=== What is being asked ===
Examine each line of the data. Copy the line if it includes the word "value".

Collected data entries
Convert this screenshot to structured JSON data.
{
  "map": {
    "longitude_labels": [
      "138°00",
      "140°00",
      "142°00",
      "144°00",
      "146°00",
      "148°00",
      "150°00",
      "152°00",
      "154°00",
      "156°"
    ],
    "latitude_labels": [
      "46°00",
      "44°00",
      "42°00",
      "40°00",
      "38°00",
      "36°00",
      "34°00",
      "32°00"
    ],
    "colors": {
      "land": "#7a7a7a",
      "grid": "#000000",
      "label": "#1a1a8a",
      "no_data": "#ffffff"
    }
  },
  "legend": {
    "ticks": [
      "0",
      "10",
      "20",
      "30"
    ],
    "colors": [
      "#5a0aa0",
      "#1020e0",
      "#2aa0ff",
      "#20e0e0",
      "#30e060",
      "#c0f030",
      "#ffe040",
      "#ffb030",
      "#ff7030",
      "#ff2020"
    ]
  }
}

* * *

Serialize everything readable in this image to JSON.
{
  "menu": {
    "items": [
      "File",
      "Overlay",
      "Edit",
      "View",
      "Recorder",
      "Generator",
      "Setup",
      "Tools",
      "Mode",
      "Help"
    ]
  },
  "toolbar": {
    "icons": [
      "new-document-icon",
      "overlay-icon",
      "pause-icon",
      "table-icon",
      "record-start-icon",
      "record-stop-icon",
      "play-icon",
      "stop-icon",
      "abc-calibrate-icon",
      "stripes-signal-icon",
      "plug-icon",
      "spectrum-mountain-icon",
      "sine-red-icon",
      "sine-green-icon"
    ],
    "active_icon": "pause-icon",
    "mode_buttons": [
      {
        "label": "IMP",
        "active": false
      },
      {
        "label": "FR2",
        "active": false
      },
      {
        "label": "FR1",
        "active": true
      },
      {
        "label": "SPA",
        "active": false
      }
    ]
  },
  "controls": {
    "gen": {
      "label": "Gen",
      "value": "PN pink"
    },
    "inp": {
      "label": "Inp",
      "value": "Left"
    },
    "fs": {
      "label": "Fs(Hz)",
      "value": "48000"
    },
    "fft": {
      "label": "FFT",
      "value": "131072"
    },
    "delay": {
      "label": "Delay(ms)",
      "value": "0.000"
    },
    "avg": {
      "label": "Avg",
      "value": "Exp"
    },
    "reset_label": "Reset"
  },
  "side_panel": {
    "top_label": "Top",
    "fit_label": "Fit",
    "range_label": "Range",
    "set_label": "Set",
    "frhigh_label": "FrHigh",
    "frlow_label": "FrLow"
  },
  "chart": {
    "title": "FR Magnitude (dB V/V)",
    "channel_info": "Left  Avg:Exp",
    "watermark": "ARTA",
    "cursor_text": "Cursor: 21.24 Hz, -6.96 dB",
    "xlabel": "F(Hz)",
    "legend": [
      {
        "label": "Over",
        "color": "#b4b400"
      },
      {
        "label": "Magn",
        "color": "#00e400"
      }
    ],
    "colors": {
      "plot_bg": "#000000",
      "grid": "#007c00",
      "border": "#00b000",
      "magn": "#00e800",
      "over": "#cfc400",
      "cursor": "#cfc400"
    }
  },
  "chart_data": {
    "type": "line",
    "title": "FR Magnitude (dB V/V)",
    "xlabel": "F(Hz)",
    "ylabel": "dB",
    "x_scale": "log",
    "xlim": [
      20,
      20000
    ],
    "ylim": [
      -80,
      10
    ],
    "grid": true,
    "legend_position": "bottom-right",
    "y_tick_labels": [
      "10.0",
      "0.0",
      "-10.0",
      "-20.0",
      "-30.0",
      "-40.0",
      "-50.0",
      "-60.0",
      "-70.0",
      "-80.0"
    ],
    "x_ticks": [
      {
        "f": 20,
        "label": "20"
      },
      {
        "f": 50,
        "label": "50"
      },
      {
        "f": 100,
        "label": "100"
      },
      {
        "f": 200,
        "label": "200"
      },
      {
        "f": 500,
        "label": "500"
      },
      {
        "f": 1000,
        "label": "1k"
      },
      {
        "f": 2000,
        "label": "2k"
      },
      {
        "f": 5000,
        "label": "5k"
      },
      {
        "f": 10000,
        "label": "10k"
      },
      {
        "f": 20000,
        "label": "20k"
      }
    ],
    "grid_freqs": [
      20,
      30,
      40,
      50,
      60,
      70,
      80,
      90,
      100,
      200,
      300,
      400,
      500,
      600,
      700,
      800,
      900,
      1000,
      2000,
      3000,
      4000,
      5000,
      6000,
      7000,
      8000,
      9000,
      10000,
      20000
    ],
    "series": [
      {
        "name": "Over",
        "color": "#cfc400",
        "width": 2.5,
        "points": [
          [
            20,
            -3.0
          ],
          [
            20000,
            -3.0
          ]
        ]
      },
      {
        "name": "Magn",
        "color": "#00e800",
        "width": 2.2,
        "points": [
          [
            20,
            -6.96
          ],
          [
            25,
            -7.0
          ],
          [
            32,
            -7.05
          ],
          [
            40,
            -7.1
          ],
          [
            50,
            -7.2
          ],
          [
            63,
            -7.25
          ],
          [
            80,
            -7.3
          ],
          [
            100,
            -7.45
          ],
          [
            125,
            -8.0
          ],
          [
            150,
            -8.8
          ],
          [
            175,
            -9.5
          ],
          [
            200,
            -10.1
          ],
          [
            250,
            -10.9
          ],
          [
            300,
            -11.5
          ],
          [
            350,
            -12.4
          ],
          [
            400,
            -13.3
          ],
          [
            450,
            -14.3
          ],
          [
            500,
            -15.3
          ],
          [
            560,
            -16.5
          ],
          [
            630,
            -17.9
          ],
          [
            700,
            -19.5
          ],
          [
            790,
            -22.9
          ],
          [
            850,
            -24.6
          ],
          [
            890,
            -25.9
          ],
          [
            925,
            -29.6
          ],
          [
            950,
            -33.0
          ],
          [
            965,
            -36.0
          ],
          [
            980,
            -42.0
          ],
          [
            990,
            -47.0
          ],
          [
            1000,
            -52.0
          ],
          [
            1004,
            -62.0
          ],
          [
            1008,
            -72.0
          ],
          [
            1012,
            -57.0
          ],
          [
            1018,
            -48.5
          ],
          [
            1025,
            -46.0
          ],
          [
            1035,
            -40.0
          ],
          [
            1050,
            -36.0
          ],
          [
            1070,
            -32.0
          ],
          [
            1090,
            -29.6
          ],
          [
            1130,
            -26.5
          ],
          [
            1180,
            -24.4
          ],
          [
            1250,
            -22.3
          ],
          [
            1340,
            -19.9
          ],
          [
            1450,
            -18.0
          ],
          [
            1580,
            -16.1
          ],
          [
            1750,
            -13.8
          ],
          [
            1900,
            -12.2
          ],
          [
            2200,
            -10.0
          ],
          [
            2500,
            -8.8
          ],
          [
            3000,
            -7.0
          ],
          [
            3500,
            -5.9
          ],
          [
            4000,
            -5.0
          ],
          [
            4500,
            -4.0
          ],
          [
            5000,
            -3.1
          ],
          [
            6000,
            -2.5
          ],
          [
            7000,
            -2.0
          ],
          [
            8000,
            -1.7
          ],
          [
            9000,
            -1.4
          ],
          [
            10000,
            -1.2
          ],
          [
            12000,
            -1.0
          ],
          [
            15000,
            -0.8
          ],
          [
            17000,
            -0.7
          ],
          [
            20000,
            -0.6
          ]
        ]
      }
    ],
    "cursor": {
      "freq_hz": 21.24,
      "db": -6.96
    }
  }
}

=== Answer to this exercise ===
      "value": "PN pink"
      "value": "Left"
      "value": "48000"
      "value": "131072"
      "value": "0.000"
      "value": "Exp"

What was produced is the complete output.